What is fundoplication?

Fundoplication is a surgery to treat gastroesophageal reflux disease (GERD). GERD occurs when the muscles of the esophagus do not close the opening to the stomach tightly enough. This causes reflux in which stomach contents back up into the esophagus. Fundoplication involves wrapping the upper part of the stomach around the bottom of the esophagus to tighten the stomach opening.

Fundoplication is also known as anti-reflux surgery. Reflux can cause chronic heartburn, vomiting, coughing and wheezing. Fundoplication can lessen or fully prevent reflux. It may be an option for you if medications and lifestyle changes have not improved reflux.

Fundoplication is a common but major surgery with significant risks and potential complications. You may have less invasive treatment options. Consider getting a second opinion about all of your treatment choices before having fundoplication. 

Why is fundoplication performed? 

Your doctor may recommend fundoplication to treat severe gastroesophageal reflux disease (GERD) that damages the esophagus. GERD occurs when the muscles of the esophagus do not close the opening to the stomach tightly enough. This causes reflux in which stomach contents back up into the esophagus. GERD is characterized by chronic heartburn, vomiting, coughing and wheezing. 

Fundoplication also treats hiatal hernia, a condition in which part of the stomach pushes up through an opening in the diaphragm called the hiatus.

Your doctor will only consider fundoplication if other treatment options that involve less risk of complications have been ineffective, such as medication.  Ask your doctor about all of your treatment options and consider getting a second opinion before deciding on fundoplication.

Who performs fundoplication?

A general surgeon performs fundoplication. General surgeons specialize in the surgical care of diseases, injuries and deformities affecting the abdomen, breasts, digestive tract, endocrine system and skin. 

How is fundoplication performed?

Your fundoplication will be performed in a hospital. Your surgeon will make a large incision or series of small incisions in your upper abdomen. The upper part of the stomach is wrapped and stitched around the bottom of the esophagus. This tightens and reinforces the opening of the esophagus and prevents stomach contents from backing up into the esophagus. 

Surgical approaches to fundoplication

Your surgeon will perform a fundoplication using one of the following approaches:

  • Laparoscopic fundoplication is minimally invasive surgery. It involves inserting special instruments and a laparoscope through three or four small incisions in the upper abdomen. The laparoscope is a thin, lighted instrument with a small camera. The camera sends pictures of the inside of your body to a video screen that your surgeon sees while performing surgery. Another surgery option is to pass an instrument called an endoscope through your mouth and into your esophagus.

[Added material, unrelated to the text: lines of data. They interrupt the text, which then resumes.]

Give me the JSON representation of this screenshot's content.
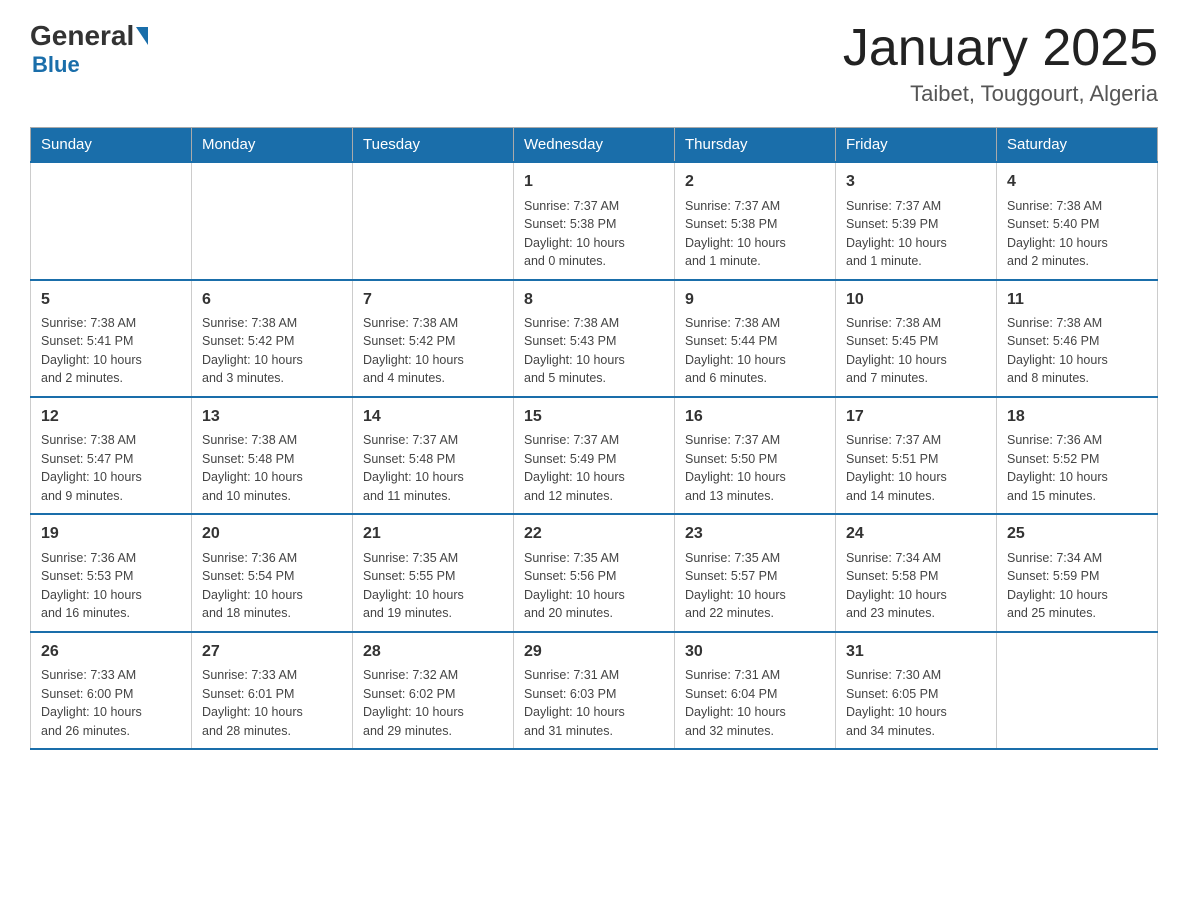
{
  "header": {
    "logo": {
      "general": "General",
      "blue": "Blue"
    },
    "title": "January 2025",
    "location": "Taibet, Touggourt, Algeria"
  },
  "days_of_week": [
    "Sunday",
    "Monday",
    "Tuesday",
    "Wednesday",
    "Thursday",
    "Friday",
    "Saturday"
  ],
  "weeks": [
    [
      {
        "day": "",
        "info": ""
      },
      {
        "day": "",
        "info": ""
      },
      {
        "day": "",
        "info": ""
      },
      {
        "day": "1",
        "info": "Sunrise: 7:37 AM\nSunset: 5:38 PM\nDaylight: 10 hours\nand 0 minutes."
      },
      {
        "day": "2",
        "info": "Sunrise: 7:37 AM\nSunset: 5:38 PM\nDaylight: 10 hours\nand 1 minute."
      },
      {
        "day": "3",
        "info": "Sunrise: 7:37 AM\nSunset: 5:39 PM\nDaylight: 10 hours\nand 1 minute."
      },
      {
        "day": "4",
        "info": "Sunrise: 7:38 AM\nSunset: 5:40 PM\nDaylight: 10 hours\nand 2 minutes."
      }
    ],
    [
      {
        "day": "5",
        "info": "Sunrise: 7:38 AM\nSunset: 5:41 PM\nDaylight: 10 hours\nand 2 minutes."
      },
      {
        "day": "6",
        "info": "Sunrise: 7:38 AM\nSunset: 5:42 PM\nDaylight: 10 hours\nand 3 minutes."
      },
      {
        "day": "7",
        "info": "Sunrise: 7:38 AM\nSunset: 5:42 PM\nDaylight: 10 hours\nand 4 minutes."
      },
      {
        "day": "8",
        "info": "Sunrise: 7:38 AM\nSunset: 5:43 PM\nDaylight: 10 hours\nand 5 minutes."
      },
      {
        "day": "9",
        "info": "Sunrise: 7:38 AM\nSunset: 5:44 PM\nDaylight: 10 hours\nand 6 minutes."
      },
      {
        "day": "10",
        "info": "Sunrise: 7:38 AM\nSunset: 5:45 PM\nDaylight: 10 hours\nand 7 minutes."
      },
      {
        "day": "11",
        "info": "Sunrise: 7:38 AM\nSunset: 5:46 PM\nDaylight: 10 hours\nand 8 minutes."
      }
    ],
    [
      {
        "day": "12",
        "info": "Sunrise: 7:38 AM\nSunset: 5:47 PM\nDaylight: 10 hours\nand 9 minutes."
      },
      {
        "day": "13",
        "info": "Sunrise: 7:38 AM\nSunset: 5:48 PM\nDaylight: 10 hours\nand 10 minutes."
      },
      {
        "day": "14",
        "info": "Sunrise: 7:37 AM\nSunset: 5:48 PM\nDaylight: 10 hours\nand 11 minutes."
      },
      {
        "day": "15",
        "info": "Sunrise: 7:37 AM\nSunset: 5:49 PM\nDaylight: 10 hours\nand 12 minutes."
      },
      {
        "day": "16",
        "info": "Sunrise: 7:37 AM\nSunset: 5:50 PM\nDaylight: 10 hours\nand 13 minutes."
      },
      {
        "day": "17",
        "info": "Sunrise: 7:37 AM\nSunset: 5:51 PM\nDaylight: 10 hours\nand 14 minutes."
      },
      {
        "day": "18",
        "info": "Sunrise: 7:36 AM\nSunset: 5:52 PM\nDaylight: 10 hours\nand 15 minutes."
      }
    ],
    [
      {
        "day": "19",
        "info": "Sunrise: 7:36 AM\nSunset: 5:53 PM\nDaylight: 10 hours\nand 16 minutes."
      },
      {
        "day": "20",
        "info": "Sunrise: 7:36 AM\nSunset: 5:54 PM\nDaylight: 10 hours\nand 18 minutes."
      },
      {
        "day": "21",
        "info": "Sunrise: 7:35 AM\nSunset: 5:55 PM\nDaylight: 10 hours\nand 19 minutes."
      },
      {
        "day": "22",
        "info": "Sunrise: 7:35 AM\nSunset: 5:56 PM\nDaylight: 10 hours\nand 20 minutes."
      },
      {
        "day": "23",
        "info": "Sunrise: 7:35 AM\nSunset: 5:57 PM\nDaylight: 10 hours\nand 22 minutes."
      },
      {
        "day": "24",
        "info": "Sunrise: 7:34 AM\nSunset: 5:58 PM\nDaylight: 10 hours\nand 23 minutes."
      },
      {
        "day": "25",
        "info": "Sunrise: 7:34 AM\nSunset: 5:59 PM\nDaylight: 10 hours\nand 25 minutes."
      }
    ],
    [
      {
        "day": "26",
        "info": "Sunrise: 7:33 AM\nSunset: 6:00 PM\nDaylight: 10 hours\nand 26 minutes."
      },
      {
        "day": "27",
        "info": "Sunrise: 7:33 AM\nSunset: 6:01 PM\nDaylight: 10 hours\nand 28 minutes."
      },
      {
        "day": "28",
        "info": "Sunrise: 7:32 AM\nSunset: 6:02 PM\nDaylight: 10 hours\nand 29 minutes."
      },
      {
        "day": "29",
        "info": "Sunrise: 7:31 AM\nSunset: 6:03 PM\nDaylight: 10 hours\nand 31 minutes."
      },
      {
        "day": "30",
        "info": "Sunrise: 7:31 AM\nSunset: 6:04 PM\nDaylight: 10 hours\nand 32 minutes."
      },
      {
        "day": "31",
        "info": "Sunrise: 7:30 AM\nSunset: 6:05 PM\nDaylight: 10 hours\nand 34 minutes."
      },
      {
        "day": "",
        "info": ""
      }
    ]
  ]
}
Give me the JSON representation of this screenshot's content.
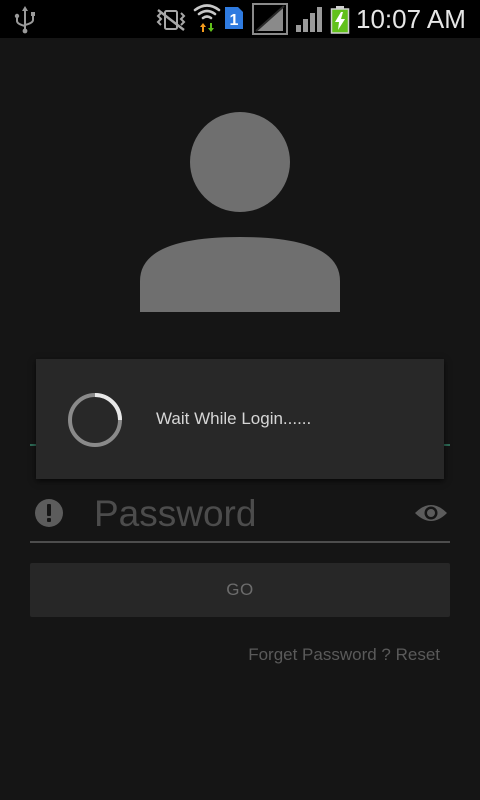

Your surgeon sees the inside of your stomach on the video screen while tightening the end of your esophagus with stitches. Minimally invasive surgery generally involves a faster recovery and less pain than open surgery. This is because it causes less trauma to tissues and organs. Your surgeon will make small incisions, or no incisions at all, instead of a larger incision used in open surgery. Surgical tools are threaded around muscles and tissues instead of cutting through or displacing them as in open surgery.
  • Open surgery involves making a larger incision in the upper abdomen. An open surgery incision allows your doctor to see and access your stomach directly. Open surgery allows your doctor to directly see and access the surgical area. Open surgery generally involves a longer recovery and more pain than minimally invasive surgery. Open surgery requires a larger incision and more cutting and displacement of muscle and other tissues than minimally invasive surgery. Despite this, open surgery may be a safer or more effective method for certain patients.